It’s time for the Justice Department to start jailing corrupt bankers and other corporate offenders
“There is no such thing as too big to jail,” Attorney General Eric Holder announced in a sternly worded video message last May, underscoring that no financial institution “should be considered immune from prosecution.” That was one of many remarkable announcements from the Department of Justice this past year including record fines for the likes of BNP Paribas, Credit Suisse, and JPMorgan and massive civil settlements against Bank of America and Citigroup. Still, Holder’s term as Attorney General did not lead to a single criminal prosecution of a Wall Street executive following the financial crisis that crippled the United States.
The next Attorney General will have a remarkable legacy to build upon in other areas, but I hope their DOJ practices more of what it preaches on the issue of “too big to jail.”
That may sound surprising to say, given the string of record-breaking criminal prosecutions of banks and other major corporations, with corporate fines topping all prior records. This trend towards larger corporate criminal penalties is one that I have painstakingly documented, hand-collecting data from records in each one of these cases. Despite those important developments, I have argued in a recent book that there is absolutely still such a thing as “too big to jail.”
Indeed, there is not just one “too big to jail” concern. It is not just about big banks receiving kid glove settlements due to their sheer size and influence on the economy. Individual officers and employees can, unlike corporations, actually be put in jail, and many prominent voices have raised concerns that too few have been held accountable post-financial crisis.
The “too big to jail” concern extends far beyond banks. The same concerns about individual and corporate accountability extend to a range of other federal crimes, from foreign bribery to pharmaceutical to environmental prosecutions. All types of companies settle criminal cases, whether it be BP pleading guilty following the Deepwater Horizon disaster, or a Big Pharma company settling a case for misbranding of drugs; no matter the type of company, settlements allow companies to quickly put the crimes behind them.
As Deputy Attorney-General in the Clinton administration, Eric Holder authored the first of what would be a running series of DOJ guidelines for prosecuting organizations. It is unfortunate that under his tenure as Attorney General, those guidelines were not carefully reconsidered. The guidelines are too flexible as written and even more so as applied in practice. Prosecutors allow many companies to avoid fines, avoid an indictment or conviction, avoid meaningful corporate monitoring, and avoid judicial review. In doing so, they offer few criteria to explain why some companies get stricter punishments and why some do not.

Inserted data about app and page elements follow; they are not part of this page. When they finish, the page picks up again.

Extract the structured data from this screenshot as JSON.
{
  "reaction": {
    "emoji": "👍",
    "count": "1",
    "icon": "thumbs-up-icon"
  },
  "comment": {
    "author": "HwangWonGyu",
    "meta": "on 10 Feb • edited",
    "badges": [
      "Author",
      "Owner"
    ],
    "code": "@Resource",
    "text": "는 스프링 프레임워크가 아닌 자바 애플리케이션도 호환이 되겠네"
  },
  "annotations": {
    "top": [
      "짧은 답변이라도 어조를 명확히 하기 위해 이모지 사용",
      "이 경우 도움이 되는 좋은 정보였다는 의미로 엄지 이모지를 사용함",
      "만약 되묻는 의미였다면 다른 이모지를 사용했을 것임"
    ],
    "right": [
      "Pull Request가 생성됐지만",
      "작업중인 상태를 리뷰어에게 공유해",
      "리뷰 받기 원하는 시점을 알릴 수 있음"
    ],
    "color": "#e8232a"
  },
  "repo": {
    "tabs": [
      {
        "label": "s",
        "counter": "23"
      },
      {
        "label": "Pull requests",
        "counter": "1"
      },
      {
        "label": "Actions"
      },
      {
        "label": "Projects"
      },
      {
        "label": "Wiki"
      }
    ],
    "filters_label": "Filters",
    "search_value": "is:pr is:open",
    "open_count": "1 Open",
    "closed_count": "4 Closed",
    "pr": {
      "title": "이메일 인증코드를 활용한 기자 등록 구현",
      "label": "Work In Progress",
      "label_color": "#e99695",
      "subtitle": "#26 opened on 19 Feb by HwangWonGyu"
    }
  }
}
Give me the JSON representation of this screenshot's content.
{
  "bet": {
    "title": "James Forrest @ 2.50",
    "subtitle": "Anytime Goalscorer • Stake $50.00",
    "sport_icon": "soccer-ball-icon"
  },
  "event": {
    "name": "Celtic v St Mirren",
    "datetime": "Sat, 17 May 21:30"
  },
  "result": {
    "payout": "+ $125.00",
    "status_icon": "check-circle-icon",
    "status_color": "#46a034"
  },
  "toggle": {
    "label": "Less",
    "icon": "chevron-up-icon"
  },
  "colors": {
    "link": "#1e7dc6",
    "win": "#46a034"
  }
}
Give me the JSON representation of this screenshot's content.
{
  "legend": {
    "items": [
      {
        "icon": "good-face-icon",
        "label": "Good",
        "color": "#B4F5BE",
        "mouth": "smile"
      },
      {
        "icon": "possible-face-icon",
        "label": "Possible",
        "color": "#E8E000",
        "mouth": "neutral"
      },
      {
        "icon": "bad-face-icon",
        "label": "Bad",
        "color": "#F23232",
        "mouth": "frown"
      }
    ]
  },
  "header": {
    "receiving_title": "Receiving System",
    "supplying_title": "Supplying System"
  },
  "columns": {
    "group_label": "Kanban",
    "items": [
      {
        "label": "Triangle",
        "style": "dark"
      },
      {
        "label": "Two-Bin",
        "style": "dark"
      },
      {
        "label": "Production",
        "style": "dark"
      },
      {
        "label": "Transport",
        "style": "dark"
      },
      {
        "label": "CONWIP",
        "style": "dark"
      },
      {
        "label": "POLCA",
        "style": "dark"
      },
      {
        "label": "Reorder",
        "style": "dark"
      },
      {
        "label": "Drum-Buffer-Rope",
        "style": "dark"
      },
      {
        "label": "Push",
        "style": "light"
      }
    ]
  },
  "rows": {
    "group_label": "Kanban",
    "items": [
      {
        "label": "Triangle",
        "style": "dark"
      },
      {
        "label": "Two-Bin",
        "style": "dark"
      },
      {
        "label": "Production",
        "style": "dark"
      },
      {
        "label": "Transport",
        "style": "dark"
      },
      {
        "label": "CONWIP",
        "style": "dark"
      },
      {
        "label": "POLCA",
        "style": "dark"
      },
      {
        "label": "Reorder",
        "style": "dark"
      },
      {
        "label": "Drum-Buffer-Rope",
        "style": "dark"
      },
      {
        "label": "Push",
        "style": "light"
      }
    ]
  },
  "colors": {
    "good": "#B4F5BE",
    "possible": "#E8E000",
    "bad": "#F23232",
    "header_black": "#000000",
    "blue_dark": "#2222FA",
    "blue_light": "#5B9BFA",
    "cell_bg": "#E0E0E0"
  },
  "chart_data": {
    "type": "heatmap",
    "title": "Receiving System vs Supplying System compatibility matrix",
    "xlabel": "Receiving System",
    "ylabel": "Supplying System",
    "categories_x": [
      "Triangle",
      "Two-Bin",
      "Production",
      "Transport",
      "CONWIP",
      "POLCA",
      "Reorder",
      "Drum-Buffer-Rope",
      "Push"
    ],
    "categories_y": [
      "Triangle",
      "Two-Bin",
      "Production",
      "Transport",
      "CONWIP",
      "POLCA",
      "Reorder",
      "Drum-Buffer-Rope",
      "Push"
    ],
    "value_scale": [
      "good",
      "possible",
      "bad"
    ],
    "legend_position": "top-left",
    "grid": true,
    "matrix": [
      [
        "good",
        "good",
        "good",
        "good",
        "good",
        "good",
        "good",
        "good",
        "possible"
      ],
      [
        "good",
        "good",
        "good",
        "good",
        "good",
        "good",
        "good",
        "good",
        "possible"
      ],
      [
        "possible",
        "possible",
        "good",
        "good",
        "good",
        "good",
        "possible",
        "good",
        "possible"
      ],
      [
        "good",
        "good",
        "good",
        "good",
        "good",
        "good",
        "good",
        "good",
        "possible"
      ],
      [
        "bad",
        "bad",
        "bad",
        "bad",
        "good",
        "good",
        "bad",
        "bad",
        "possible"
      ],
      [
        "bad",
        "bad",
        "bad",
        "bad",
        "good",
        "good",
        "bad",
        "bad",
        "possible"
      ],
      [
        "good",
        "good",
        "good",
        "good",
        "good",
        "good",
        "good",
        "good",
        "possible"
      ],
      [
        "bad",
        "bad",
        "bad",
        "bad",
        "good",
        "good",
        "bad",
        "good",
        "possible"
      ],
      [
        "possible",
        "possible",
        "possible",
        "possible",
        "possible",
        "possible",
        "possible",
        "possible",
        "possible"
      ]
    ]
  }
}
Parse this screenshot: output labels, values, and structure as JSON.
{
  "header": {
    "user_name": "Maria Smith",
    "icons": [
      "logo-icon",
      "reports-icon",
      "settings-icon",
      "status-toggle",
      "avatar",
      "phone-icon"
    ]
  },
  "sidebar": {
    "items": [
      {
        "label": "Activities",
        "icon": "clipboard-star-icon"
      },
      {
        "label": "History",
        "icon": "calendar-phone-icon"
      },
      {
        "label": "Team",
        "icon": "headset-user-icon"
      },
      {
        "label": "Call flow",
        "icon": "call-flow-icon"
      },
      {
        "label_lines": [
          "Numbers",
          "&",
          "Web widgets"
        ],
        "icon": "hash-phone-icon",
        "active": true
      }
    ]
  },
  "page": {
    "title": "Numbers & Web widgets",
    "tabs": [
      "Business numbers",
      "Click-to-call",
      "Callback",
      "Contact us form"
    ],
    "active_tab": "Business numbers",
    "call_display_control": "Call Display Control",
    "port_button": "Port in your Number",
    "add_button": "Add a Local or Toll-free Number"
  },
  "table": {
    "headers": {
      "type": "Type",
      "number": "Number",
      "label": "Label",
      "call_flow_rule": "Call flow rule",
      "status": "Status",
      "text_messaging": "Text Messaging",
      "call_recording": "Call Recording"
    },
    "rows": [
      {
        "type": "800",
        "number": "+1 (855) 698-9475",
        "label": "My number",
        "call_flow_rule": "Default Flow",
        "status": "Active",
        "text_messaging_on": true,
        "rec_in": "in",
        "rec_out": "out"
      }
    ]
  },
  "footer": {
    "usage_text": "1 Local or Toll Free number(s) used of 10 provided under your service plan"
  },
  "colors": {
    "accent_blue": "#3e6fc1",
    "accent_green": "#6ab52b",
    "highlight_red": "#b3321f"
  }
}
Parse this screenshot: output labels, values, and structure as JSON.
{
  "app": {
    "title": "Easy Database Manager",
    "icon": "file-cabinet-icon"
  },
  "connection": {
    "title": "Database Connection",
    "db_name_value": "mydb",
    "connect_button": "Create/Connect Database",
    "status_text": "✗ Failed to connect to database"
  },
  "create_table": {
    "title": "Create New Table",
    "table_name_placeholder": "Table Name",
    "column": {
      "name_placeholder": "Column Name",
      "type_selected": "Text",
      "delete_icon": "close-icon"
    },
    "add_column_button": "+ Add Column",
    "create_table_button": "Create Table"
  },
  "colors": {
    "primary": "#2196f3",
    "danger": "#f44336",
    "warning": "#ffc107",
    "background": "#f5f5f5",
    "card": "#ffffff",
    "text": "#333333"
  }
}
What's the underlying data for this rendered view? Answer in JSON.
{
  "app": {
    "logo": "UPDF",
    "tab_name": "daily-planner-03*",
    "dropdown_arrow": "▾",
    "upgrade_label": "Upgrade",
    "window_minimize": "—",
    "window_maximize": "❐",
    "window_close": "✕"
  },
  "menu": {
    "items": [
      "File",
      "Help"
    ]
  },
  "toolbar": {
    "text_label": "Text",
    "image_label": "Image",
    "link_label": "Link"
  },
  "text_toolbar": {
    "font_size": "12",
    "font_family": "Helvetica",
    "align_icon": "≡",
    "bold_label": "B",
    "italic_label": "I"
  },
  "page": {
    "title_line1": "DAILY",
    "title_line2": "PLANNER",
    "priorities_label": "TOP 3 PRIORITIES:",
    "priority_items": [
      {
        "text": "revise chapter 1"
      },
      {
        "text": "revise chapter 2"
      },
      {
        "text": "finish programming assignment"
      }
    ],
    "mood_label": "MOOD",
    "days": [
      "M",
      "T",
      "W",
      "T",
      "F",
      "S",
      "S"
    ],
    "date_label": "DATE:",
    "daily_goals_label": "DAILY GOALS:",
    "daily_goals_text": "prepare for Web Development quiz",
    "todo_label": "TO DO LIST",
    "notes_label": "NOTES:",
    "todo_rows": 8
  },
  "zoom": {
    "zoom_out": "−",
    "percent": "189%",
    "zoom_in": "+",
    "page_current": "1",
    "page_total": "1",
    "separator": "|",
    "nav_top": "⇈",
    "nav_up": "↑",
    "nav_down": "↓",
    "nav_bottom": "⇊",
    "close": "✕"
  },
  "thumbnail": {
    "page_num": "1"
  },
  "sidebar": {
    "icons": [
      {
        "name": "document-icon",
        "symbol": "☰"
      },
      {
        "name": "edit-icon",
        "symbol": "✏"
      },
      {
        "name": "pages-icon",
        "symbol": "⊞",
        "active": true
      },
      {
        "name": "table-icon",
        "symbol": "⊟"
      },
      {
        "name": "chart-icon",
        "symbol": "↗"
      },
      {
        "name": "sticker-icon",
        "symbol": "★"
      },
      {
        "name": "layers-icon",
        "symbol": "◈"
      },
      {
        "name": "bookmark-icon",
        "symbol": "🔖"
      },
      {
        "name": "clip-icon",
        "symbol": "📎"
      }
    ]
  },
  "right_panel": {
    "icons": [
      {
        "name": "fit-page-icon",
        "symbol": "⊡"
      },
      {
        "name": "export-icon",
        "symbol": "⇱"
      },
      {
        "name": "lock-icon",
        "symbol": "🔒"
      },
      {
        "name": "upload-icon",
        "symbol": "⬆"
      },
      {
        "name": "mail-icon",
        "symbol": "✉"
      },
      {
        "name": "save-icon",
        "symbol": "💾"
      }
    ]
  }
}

Going still deeper, the “too big to jail” concern extends to the question of whether corporate settlements effectively punish or reform a company. According to the DOJ’s policies, companies can be given leniency if they promise to reform their culture to prevent future crimes. Those changes may be even more important than the eye-catching fines, if those changes really work.
But few companies are required to carefully assess such compliance measures, leading to the concern that compliance is too often merely cosmetic. Nor should prosecutors be so allergic to judicial review, which is as an important source for accountability. Judges can strengthen the legitimacy of corporate prosecutions by making sure that companies are not off the hook until they have actually reformed their policies and practices, and they can demand detailed information to ensure that has happened.
I am confident the next Attorney General will build on Eric Holder’s achievements. A starting place in reconsidering the harshness of our federal criminal system would be to allow every day individuals to obtain deferred and non-prosecution agreements, such as for non-violent offenses. We should permit individuals to avoid the collateral consequences of a conviction just like the most serious corporate offenders have increasingly done over this past decade.
We need more rehabilitative policies for individuals. And we need more clearly defined punishments for the most serious corporate offenders. Until then, it will be of real comfort that federal jail beds are being emptied, but discouraging that at the same time, prosecutors continue to treat the most serious corporate offenders as too big to jail.
Brandon L. Garrett does not work for, consult to, own shares in or receive funding from any company or organisation that would benefit from this article, and has no relevant affiliations.
By Brandon L. Garrett, University of Virginia